On Nov. 12, Valdosta Daily Times announced that Georgia was back in the COVID-19 ‘red zone,’ which could be an outcome of holiday travel and COVID-19 fatigue.
The White House Coronavirus Task Force reported that 25% of Georgia counties have high levels of community transmission.
As of Dec. 1, Lowndes County has had 384 positive COVID-19 cases in the last two weeks, according to the Georgia Department of Public Health. Per 100,000 people in Georgia, there was 314 positive cases in the last two weeks.
Since the start of COVID-19, there have been 94 confirmed deaths in Lowndes County alone, and 8,798 in the state, according to the Georgia Department of Public Health.
Dr. Vince Miller, vice president for student affairs, said he thinks one of the biggest reasons for this increase in cases is due to COVID-19 fatigue.
“We are social beings as people, and I think it’s been really difficult to have social restrictions on us,” Dr. Miller said. “If we follow the guidelines as expected, they really keep us isolated within a small family group.”
Dr. Miller said students and faculty need to be steadfast with following the Center for Disease Control requirements especially during the holiday season.
“The desire to visit family is strong,” he said. “At the same time, I think we should do everything we can to acknowledge that right now, until there is a vaccine in place that we are comfortable with, and we know there’s a level of medical safety, we’ve just got to follow those requirements.”
To continue combating COVID-19, VSU plans to continue the requirements already in place, and could potentially be a part of the vaccination solution, according to Dr. Miller.
“We are making efforts right now to have all of the right equipment in place for administering vaccinations,” he said. “If we have a vaccine at the early part of next year then we are going to be prepared to be part of the vaccination solution for our campus and maybe the region.”
According to Dr. Miller, it is unknown what the details of the cost will be if vaccines were to take place at VSU.
Dr. Miller said if there is a spike during the holiday season, potentially, VSU could begin the semester virtually.
In order to get the statistics over the holidays, Dr. Miller said there will be a similar survey that was done in the fall to get a head count of individuals who were exposed or tested positive before the semester starts.
According to Dr. Miller, the worries for the holiday travels and gatherings are also a reason behind no spring break.
“The students have been really good with all the expectations we set, but we have seen that fatigue set in at the end of the semester and the restlessness of individuals wanting to travel and wanting to visit family,” he said. “The timing of spring break, based on what we’ve seen in the fall, would be the same place that we would have that fatigue and desire to travel and spend time with friends and loved ones.”

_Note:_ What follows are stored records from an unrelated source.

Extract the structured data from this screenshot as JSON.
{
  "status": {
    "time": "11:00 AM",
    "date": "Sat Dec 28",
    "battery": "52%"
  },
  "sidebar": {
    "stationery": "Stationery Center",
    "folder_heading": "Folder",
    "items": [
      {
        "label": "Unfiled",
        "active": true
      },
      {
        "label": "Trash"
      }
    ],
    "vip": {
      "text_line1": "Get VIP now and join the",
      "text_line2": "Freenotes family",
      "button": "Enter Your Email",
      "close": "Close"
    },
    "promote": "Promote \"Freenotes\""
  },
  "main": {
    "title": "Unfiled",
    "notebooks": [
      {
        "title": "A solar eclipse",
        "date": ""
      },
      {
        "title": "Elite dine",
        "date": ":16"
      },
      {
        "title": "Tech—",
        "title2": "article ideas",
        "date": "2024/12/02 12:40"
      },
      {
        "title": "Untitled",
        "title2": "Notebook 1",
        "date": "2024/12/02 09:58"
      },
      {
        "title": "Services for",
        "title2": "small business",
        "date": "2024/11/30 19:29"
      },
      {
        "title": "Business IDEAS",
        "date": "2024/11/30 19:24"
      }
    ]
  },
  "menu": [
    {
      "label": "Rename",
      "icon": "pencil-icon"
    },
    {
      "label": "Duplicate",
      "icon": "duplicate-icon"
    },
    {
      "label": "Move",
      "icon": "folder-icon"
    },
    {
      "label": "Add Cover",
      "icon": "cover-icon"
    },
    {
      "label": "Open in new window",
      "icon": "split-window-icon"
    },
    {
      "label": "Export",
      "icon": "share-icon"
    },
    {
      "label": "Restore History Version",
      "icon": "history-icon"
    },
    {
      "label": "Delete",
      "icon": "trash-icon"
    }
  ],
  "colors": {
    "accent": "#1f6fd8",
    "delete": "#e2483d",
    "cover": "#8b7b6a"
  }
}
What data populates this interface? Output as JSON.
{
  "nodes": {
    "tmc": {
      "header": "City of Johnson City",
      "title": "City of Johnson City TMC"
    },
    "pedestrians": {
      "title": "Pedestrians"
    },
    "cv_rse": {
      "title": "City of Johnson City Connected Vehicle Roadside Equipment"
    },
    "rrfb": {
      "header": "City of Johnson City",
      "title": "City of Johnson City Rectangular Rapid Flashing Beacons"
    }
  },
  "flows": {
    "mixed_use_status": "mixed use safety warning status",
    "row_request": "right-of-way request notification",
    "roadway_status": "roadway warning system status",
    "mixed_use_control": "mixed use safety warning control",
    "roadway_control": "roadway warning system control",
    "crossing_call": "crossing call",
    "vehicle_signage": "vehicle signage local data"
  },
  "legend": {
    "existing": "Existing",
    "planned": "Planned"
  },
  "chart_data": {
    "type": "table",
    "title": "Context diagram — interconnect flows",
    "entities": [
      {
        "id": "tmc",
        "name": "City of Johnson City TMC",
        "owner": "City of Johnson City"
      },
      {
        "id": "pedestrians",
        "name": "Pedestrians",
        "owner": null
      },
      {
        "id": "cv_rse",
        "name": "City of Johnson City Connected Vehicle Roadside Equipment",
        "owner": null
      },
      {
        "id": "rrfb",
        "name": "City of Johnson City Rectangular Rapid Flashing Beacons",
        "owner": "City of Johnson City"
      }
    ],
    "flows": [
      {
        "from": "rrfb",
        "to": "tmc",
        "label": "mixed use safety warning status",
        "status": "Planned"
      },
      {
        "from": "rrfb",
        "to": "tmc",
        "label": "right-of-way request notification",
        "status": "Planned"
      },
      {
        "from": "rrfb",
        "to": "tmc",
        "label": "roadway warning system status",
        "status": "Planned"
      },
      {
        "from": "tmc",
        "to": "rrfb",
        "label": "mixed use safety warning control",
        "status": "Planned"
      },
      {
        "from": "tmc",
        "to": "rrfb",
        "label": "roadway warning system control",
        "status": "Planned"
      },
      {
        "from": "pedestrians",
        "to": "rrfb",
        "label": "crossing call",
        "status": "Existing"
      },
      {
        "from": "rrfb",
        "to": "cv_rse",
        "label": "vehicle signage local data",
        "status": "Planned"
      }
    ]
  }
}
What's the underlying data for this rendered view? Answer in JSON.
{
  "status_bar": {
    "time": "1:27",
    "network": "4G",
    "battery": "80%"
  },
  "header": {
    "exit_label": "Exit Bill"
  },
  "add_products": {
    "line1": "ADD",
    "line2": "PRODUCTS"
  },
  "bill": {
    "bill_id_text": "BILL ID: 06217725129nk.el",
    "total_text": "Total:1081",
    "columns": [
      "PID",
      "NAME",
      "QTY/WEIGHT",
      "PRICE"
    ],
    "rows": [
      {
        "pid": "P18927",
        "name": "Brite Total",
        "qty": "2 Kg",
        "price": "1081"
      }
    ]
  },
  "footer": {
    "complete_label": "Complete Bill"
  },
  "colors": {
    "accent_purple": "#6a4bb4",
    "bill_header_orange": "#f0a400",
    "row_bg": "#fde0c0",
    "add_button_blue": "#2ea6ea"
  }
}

Robbyn DeSpain, director of strategic communications, sent out an email to the student body on Nov. 24 giving advice on how to accommodate during the holidays.
“Modify your plans to reduce the transmission of COVID,” DeSpain said. “Celebrate Thanksgiving and Christmas at home with your immediate family only.”
The email included other tips such as postponing travel and shopping online instead of in-stores.
According to Victoria Espinoza, a junior secondary education and English major, the pandemic has affected her family.
“All of us take this very seriously being that many of my family members have weakened immune systems,” Espinoza said. “My family has accommodated holiday festivities by keeping all parties small and usually just immediate family.”
Espinoza also said COVID-19 fatigue is similar to restlessness because we are a part of a society that is always out socializing.
Dr. Miller said if there is a vaccine, and everyone remains safe and healthy over the holidays and come back in January following the same criteria, this could be the last semester of having as many restrictions.
Written by Jonnie Brewer, Assistant Copy Editor. Photo courtesy of Flickr.